As anticipated, it's been a busy summer. Good, in many ways - the intern I work with is great, and I have no trouble trusting them with lots of lab work and readings. My trips so far for research have been lovely, with visits with friends and swims in beautiful lakes interspersed between work. The next couple weeks, though, look to be even more hectic, as the last-minute scramble for data before a conference catches me despite my best-laid plans, and as grant deadlines start looming.
Because I can't just find my next postdoc/research position the traditional way (that would be too boring! And probably in a state nowhere near family, which frankly is not an option), I helped write a grant preproposal with the idea that I would be a postdoc for it. The full proposal demands a mentoring plan for postdocs, and I've taken on the task of writing it. After a half-hearted first attempt, I got the feedback to 'write exactly what you want from a postdoc'. Sounds easy, but I'm still having trouble. I've written about the conferences I want to attend, the mentoring I want to do, the classes I want to guest lecture in, and the feedback and advice on publishing, applying for jobs, and managing a lab I want to get from the other PIs.
But there's another aspect that I feel silly putting into words: real and meaningful support, that is, I want them to push me and push for me, and to want a good permanent position for me as much as I want it. As my relationship with my thesis advisor starts souring, in part due to an overworked manuscript, I realize that I want someone to pull for me in a way that's always been lacking for that particular relationship. Isn't that what we all want? To be introduced as '...., my postdoc. You should hire her'. Although that's definitely too personal for a grant, it's what I've realized can really make a difference in a position.

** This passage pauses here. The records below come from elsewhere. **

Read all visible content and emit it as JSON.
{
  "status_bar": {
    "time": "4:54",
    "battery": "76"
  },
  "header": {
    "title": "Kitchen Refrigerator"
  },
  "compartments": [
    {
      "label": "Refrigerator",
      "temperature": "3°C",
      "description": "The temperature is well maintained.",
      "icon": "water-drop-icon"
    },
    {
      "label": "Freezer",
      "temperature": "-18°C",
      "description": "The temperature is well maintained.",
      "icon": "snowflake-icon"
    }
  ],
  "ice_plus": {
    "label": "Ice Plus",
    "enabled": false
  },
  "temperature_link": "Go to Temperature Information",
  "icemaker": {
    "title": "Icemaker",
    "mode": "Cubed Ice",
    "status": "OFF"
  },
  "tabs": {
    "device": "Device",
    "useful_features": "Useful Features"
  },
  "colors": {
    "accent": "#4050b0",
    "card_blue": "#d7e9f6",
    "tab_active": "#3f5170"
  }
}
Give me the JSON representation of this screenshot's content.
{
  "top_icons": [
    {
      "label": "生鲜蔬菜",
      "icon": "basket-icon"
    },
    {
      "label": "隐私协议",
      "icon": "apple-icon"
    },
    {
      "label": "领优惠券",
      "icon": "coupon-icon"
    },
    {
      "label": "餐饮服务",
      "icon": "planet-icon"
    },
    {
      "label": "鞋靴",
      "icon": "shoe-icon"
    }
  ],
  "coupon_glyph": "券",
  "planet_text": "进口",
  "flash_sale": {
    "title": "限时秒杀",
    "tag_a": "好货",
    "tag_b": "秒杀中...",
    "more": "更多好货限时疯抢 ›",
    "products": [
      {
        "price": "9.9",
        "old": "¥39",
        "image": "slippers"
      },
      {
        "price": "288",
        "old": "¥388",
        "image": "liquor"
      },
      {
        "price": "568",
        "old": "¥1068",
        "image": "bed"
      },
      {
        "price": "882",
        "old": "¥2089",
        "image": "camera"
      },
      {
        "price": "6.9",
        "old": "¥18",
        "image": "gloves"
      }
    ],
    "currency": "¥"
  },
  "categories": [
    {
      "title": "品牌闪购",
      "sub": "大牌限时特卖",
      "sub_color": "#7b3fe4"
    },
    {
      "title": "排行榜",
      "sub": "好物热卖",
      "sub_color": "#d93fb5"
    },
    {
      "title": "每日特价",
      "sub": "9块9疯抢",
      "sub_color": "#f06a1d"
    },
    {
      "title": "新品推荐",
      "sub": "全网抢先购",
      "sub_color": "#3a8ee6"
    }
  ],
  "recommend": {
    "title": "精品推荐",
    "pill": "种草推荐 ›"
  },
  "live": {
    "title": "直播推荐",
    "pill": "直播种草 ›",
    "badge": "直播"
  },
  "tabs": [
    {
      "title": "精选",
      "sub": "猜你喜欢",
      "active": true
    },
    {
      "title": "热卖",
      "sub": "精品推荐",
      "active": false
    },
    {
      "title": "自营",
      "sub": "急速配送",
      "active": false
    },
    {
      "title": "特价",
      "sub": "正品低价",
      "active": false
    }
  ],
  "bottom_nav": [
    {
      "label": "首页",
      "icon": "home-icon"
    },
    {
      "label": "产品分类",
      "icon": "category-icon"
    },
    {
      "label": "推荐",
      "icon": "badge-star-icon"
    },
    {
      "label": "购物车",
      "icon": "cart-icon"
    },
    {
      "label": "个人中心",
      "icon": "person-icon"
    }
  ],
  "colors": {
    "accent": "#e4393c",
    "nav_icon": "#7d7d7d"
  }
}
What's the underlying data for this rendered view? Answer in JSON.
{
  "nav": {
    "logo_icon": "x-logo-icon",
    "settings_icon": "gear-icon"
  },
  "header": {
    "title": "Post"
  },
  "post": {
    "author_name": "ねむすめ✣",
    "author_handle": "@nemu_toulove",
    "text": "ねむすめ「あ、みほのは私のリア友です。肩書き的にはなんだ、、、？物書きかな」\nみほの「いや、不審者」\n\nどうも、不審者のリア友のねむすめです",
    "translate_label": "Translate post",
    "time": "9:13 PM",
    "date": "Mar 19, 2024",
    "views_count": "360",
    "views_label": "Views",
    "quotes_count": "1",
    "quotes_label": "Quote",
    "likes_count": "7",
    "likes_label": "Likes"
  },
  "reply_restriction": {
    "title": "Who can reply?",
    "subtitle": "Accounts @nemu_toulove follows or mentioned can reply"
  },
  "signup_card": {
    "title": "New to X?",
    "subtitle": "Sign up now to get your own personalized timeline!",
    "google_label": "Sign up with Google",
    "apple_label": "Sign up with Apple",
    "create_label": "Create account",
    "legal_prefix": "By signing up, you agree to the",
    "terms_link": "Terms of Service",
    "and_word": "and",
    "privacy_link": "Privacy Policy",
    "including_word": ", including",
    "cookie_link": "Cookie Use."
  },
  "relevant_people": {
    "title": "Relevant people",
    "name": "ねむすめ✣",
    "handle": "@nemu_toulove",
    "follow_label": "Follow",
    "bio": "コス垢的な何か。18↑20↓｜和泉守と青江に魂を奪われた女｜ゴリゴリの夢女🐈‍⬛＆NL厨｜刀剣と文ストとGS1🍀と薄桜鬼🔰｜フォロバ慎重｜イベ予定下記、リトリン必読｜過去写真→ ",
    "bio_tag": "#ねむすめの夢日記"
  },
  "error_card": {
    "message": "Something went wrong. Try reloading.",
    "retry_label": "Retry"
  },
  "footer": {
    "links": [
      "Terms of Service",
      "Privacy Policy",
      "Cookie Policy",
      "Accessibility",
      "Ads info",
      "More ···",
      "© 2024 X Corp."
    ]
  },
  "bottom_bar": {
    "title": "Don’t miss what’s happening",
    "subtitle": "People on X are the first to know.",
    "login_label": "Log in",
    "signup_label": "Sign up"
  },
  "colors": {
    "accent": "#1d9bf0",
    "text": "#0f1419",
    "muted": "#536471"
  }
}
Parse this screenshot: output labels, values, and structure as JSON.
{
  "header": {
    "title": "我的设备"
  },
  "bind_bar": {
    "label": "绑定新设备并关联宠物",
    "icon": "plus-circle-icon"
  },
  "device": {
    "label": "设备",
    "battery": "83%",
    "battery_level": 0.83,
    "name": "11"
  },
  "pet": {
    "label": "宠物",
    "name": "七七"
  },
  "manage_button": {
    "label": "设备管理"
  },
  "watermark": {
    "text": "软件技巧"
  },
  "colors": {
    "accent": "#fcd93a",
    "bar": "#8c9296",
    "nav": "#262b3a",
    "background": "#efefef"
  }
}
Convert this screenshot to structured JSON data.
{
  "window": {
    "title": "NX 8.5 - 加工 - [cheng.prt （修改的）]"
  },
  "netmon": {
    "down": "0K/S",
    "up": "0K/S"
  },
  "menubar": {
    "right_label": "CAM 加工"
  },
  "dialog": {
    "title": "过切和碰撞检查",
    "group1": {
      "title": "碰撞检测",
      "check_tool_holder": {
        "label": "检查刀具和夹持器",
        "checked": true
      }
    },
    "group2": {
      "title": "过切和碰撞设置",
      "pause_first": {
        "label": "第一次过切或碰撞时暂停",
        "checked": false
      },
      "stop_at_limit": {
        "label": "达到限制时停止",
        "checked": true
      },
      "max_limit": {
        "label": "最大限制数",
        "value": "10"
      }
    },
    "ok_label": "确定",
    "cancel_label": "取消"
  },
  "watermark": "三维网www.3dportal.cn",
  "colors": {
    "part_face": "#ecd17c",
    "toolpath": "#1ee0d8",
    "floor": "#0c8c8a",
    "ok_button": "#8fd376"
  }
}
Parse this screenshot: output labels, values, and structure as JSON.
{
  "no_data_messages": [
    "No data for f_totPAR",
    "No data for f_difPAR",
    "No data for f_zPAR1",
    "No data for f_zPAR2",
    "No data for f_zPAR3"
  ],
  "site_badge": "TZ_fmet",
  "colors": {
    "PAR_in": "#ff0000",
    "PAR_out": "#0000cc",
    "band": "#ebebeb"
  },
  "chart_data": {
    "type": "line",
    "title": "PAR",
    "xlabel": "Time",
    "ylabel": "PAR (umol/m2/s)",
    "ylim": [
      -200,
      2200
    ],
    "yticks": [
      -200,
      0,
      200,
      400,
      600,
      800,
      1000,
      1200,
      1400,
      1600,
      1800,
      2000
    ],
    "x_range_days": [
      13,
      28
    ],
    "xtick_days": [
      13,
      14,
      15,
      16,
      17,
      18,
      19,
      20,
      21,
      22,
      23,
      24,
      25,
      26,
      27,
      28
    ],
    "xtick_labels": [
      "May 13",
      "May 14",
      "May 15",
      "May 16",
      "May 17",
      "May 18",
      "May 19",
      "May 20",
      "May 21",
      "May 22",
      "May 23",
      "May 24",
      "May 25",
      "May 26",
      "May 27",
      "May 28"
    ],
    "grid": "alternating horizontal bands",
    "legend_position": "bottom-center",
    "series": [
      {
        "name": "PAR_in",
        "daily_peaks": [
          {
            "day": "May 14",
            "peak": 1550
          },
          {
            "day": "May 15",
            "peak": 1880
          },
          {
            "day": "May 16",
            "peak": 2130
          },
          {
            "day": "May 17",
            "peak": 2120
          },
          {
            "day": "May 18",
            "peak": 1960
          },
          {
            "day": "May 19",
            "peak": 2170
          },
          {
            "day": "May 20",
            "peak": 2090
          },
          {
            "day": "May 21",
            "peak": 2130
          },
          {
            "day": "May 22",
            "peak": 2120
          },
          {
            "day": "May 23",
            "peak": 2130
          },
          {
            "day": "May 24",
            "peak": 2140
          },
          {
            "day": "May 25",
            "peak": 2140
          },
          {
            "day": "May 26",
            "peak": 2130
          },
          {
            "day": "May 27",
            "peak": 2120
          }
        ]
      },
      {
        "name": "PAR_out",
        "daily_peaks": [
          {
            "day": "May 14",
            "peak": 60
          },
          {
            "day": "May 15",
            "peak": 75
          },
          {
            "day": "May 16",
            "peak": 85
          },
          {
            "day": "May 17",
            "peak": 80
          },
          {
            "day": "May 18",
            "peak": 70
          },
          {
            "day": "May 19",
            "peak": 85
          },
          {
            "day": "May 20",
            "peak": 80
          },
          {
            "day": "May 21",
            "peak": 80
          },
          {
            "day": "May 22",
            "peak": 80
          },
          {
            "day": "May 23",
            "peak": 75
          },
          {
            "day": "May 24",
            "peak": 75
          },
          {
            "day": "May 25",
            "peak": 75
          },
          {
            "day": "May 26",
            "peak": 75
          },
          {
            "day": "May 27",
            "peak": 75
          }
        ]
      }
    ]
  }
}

Well, as I suspected and hoped, writing this post has given me a bunch of ideas for the mentoring plan. So even though I won't be putting those ineffable wants into it, I will, I hope, have a clear path and specific details about the amazing experience our postdocs/I will have. Fingers really crossed the panel likes the science, too!